Write down every entry below once more, exactly.

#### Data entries
★ ★ ★ ★ ★ ★ ★

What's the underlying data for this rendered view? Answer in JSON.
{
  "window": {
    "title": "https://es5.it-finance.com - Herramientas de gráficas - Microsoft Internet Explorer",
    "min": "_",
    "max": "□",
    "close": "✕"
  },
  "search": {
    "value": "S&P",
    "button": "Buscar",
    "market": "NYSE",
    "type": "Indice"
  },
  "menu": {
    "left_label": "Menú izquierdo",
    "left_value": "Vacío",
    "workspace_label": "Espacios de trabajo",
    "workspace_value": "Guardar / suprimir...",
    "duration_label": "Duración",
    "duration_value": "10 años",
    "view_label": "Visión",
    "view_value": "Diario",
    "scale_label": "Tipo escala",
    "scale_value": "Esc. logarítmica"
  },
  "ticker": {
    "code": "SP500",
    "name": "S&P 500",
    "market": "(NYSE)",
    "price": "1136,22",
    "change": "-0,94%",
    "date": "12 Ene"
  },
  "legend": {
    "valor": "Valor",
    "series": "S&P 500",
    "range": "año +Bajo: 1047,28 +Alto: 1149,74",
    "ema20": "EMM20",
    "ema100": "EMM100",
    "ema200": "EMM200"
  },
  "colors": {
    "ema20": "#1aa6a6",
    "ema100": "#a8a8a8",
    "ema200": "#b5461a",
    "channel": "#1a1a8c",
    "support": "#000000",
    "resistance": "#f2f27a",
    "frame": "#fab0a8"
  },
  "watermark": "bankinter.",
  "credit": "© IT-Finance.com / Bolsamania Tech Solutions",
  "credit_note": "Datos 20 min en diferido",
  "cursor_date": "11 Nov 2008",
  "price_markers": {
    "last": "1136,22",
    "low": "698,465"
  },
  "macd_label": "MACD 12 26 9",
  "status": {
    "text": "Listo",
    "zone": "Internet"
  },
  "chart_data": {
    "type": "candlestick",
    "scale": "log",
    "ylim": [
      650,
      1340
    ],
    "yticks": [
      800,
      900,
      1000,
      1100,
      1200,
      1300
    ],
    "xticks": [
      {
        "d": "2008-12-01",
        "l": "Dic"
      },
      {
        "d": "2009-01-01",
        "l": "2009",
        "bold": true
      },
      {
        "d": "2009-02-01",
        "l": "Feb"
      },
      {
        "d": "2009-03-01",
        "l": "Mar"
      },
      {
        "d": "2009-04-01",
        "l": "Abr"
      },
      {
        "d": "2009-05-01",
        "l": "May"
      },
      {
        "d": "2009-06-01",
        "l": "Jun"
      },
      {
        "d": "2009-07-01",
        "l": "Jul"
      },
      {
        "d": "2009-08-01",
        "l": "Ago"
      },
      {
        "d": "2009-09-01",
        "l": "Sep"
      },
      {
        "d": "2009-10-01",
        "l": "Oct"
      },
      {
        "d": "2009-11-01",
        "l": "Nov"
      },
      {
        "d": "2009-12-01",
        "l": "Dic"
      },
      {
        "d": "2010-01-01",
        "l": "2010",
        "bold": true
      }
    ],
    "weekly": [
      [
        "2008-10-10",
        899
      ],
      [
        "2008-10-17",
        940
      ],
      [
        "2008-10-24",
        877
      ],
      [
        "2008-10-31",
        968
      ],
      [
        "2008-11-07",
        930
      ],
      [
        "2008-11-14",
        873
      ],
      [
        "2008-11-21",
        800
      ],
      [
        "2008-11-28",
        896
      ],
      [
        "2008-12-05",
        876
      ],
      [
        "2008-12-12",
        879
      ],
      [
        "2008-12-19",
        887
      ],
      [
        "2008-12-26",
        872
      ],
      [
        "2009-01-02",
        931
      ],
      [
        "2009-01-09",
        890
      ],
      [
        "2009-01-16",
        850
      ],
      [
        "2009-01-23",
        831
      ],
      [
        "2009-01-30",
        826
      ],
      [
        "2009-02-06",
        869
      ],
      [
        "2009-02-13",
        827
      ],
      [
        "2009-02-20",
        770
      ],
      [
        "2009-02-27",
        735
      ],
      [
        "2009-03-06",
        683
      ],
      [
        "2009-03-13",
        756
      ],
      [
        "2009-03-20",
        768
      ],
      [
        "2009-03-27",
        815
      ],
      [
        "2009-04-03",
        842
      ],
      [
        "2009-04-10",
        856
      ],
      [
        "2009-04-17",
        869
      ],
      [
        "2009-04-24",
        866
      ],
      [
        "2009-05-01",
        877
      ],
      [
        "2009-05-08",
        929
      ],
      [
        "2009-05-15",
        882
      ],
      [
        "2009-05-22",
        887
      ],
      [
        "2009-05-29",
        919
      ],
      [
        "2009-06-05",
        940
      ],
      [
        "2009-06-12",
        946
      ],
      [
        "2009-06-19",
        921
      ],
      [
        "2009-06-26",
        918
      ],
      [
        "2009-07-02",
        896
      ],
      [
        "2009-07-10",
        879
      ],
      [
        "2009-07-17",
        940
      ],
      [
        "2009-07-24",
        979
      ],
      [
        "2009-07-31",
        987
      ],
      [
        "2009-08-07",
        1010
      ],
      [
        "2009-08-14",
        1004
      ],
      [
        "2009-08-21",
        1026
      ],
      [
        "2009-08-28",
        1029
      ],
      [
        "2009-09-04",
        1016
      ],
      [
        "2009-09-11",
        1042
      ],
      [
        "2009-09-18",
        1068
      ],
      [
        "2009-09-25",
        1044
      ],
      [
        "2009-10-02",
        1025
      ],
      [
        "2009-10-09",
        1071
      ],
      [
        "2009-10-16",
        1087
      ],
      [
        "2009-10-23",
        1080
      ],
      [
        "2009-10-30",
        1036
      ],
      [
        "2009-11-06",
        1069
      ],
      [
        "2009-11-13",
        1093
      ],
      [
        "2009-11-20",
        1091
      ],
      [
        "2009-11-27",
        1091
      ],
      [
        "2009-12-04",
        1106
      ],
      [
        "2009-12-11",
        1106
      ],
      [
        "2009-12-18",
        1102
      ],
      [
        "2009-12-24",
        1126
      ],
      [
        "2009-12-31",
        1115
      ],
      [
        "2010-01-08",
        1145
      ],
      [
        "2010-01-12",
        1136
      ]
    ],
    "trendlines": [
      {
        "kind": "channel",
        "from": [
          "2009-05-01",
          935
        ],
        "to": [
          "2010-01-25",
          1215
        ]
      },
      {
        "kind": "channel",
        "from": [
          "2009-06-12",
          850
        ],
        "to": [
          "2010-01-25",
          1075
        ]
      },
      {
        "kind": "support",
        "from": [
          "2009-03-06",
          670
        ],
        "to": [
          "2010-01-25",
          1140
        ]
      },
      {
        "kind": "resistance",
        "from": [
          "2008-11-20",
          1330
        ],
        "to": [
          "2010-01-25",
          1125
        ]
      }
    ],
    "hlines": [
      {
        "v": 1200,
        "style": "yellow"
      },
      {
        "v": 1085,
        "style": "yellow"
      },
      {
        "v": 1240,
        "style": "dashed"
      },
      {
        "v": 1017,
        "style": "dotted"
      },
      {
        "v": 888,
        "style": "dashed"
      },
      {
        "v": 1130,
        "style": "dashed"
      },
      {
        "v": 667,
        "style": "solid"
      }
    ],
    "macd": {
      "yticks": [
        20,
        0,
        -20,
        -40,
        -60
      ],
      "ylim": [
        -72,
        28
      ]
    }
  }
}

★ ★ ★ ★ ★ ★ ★

#### Response for this exercise
What's the underlying data for this rendered view? Answer in JSON.
{
  "window": {
    "title": "https://es5.it-finance.com - Herramientas de gráficas - Microsoft Internet Explorer",
    "min": "_",
    "max": "□",
    "close": "✕"
  },
  "search": {
    "value": "S&P",
    "button": "Buscar",
    "market": "NYSE",
    "type": "Indice"
  },
  "menu": {
    "left_label": "Menú izquierdo",
    "left_value": "Vacío",
    "workspace_label": "Espacios de trabajo",
    "workspace_value": "Guardar / suprimir...",
    "duration_label": "Duración",
    "duration_value": "10 años",
    "view_label": "Visión",
    "view_value": "Diario",
    "scale_label": "Tipo escala",
    "scale_value": "Esc. logarítmica"
  },
  "ticker": {
    "code": "SP500",
    "name": "S&P 500",
    "market": "(NYSE)",
    "price": "1136,22",
    "change": "-0,94%",
    "date": "12 Ene"
  },
  "legend": {
    "valor": "Valor",
    "series": "S&P 500",
    "range": "año +Bajo: 1047,28 +Alto: 1149,74",
    "ema20": "EMM20",
    "ema100": "EMM100",
    "ema200": "EMM200"
  },
  "colors": {
    "ema20": "#1aa6a6",
    "ema100": "#a8a8a8",
    "ema200": "#b5461a",
    "channel": "#1a1a8c",
    "support": "#000000",
    "resistance": "#f2f27a",
    "frame": "#fab0a8"
  },
  "watermark": "bankinter.",
  "credit": "© IT-Finance.com / Bolsamania Tech Solutions",
  "credit_note": "Datos 20 min en diferido",
  "cursor_date": "11 Nov 2008",
  "price_markers": {
    "last": "1136,22",
    "low": "698,465"
  },
  "macd_label": "MACD 12 26 9",
  "status": {
    "text": "Listo",
    "zone": "Internet"
  },
  "chart_data": {
    "type": "candlestick",
    "scale": "log",
    "ylim": [
      650,
      1340
    ],
    "yticks": [
      800,
      900,
      1000,
      1100,
      1200,
      1300
    ],
    "xticks": [
      {
        "d": "2008-12-01",
        "l": "Dic"
      },
      {
        "d": "2009-01-01",
        "l": "2009",
        "bold": true
      },
      {
        "d": "2009-02-01",
        "l": "Feb"
      },
      {
        "d": "2009-03-01",
        "l": "Mar"
      },
      {
        "d": "2009-04-01",
        "l": "Abr"
      },
      {
        "d": "2009-05-01",
        "l": "May"
      },
      {
        "d": "2009-06-01",
        "l": "Jun"
      },
      {
        "d": "2009-07-01",
        "l": "Jul"
      },
      {
        "d": "2009-08-01",
        "l": "Ago"
      },
      {
        "d": "2009-09-01",
        "l": "Sep"
      },
      {
        "d": "2009-10-01",
        "l": "Oct"
      },
      {
        "d": "2009-11-01",
        "l": "Nov"
      },
      {
        "d": "2009-12-01",
        "l": "Dic"
      },
      {
        "d": "2010-01-01",
        "l": "2010",
        "bold": true
      }
    ],
    "weekly": [
      [
        "2008-10-10",
        899
      ],
      [
        "2008-10-17",
        940
      ],
      [
        "2008-10-24",
        877
      ],
      [
        "2008-10-31",
        968
      ],
      [
        "2008-11-07",
        930
      ],
      [
        "2008-11-14",
        873
      ],
      [
        "2008-11-21",
        800
      ],
      [
        "2008-11-28",
        896
      ],
      [
        "2008-12-05",
        876
      ],
      [
        "2008-12-12",
        879
      ],
      [
        "2008-12-19",
        887
      ],
      [
        "2008-12-26",
        872
      ],
      [
        "2009-01-02",
        931
      ],
      [
        "2009-01-09",
        890
      ],
      [
        "2009-01-16",
        850
      ],
      [
        "2009-01-23",
        831
      ],
      [
        "2009-01-30",
        826
      ],
      [
        "2009-02-06",
        869
      ],
      [
        "2009-02-13",
        827
      ],
      [
        "2009-02-20",
        770
      ],
      [
        "2009-02-27",
        735
      ],
      [
        "2009-03-06",
        683
      ],
      [
        "2009-03-13",
        756
      ],
      [
        "2009-03-20",
        768
      ],
      [
        "2009-03-27",
        815
      ],
      [
        "2009-04-03",
        842
      ],
      [
        "2009-04-10",
        856
      ],
      [
        "2009-04-17",
        869
      ],
      [
        "2009-04-24",
        866
      ],
      [
        "2009-05-01",
        877
      ],
      [
        "2009-05-08",
        929
      ],
      [
        "2009-05-15",
        882
      ],
      [
        "2009-05-22",
        887
      ],
      [
        "2009-05-29",
        919
      ],
      [
        "2009-06-05",
        940
      ],
      [
        "2009-06-12",
        946
      ],
      [
        "2009-06-19",
        921
      ],
      [
        "2009-06-26",
        918
      ],
      [
        "2009-07-02",
        896
      ],
      [
        "2009-07-10",
        879
      ],
      [
        "2009-07-17",
        940
      ],
      [
        "2009-07-24",
        979
      ],
      [
        "2009-07-31",
        987
      ],
      [
        "2009-08-07",
        1010
      ],
      [
        "2009-08-14",
        1004
      ],
      [
        "2009-08-21",
        1026
      ],
      [
        "2009-08-28",
        1029
      ],
      [
        "2009-09-04",
        1016
      ],
      [
        "2009-09-11",
        1042
      ],
      [
        "2009-09-18",
        1068
      ],
      [
        "2009-09-25",
        1044
      ],
      [
        "2009-10-02",
        1025
      ],
      [
        "2009-10-09",
        1071
      ],
      [
        "2009-10-16",
        1087
      ],
      [
        "2009-10-23",
        1080
      ],
      [
        "2009-10-30",
        1036
      ],
      [
        "2009-11-06",
        1069
      ],
      [
        "2009-11-13",
        1093
      ],
      [
        "2009-11-20",
        1091
      ],
      [
        "2009-11-27",
        1091
      ],
      [
        "2009-12-04",
        1106
      ],
      [
        "2009-12-11",
        1106
      ],
      [
        "2009-12-18",
        1102
      ],
      [
        "2009-12-24",
        1126
      ],
      [
        "2009-12-31",
        1115
      ],
      [
        "2010-01-08",
        1145
      ],
      [
        "2010-01-12",
        1136
      ]
    ],
    "trendlines": [
      {
        "kind": "channel",
        "from": [
          "2009-05-01",
          935
        ],
        "to": [
          "2010-01-25",
          1215
        ]
      },
      {
        "kind": "channel",
        "from": [
          "2009-06-12",
          850
        ],
        "to": [
          "2010-01-25",
          1075
        ]
      },
      {
        "kind": "support",
        "from": [
          "2009-03-06",
          670
        ],
        "to": [
          "2010-01-25",
          1140
        ]
      },
      {
        "kind": "resistance",
        "from": [
          "2008-11-20",
          1330
        ],
        "to": [
          "2010-01-25",
          1125
        ]
      }
    ],
    "hlines": [
      {
        "v": 1200,
        "style": "yellow"
      },
      {
        "v": 1085,
        "style": "yellow"
      },
      {
        "v": 1240,
        "style": "dashed"
      },
      {
        "v": 1017,
        "style": "dotted"
      },
      {
        "v": 888,
        "style": "dashed"
      },
      {
        "v": 1130,
        "style": "dashed"
      },
      {
        "v": 667,
        "style": "solid"
      }
    ],
    "macd": {
      "yticks": [
        20,
        0,
        -20,
        -40,
        -60
      ],
      "ylim": [
        -72,
        28
      ]
    }
  }
}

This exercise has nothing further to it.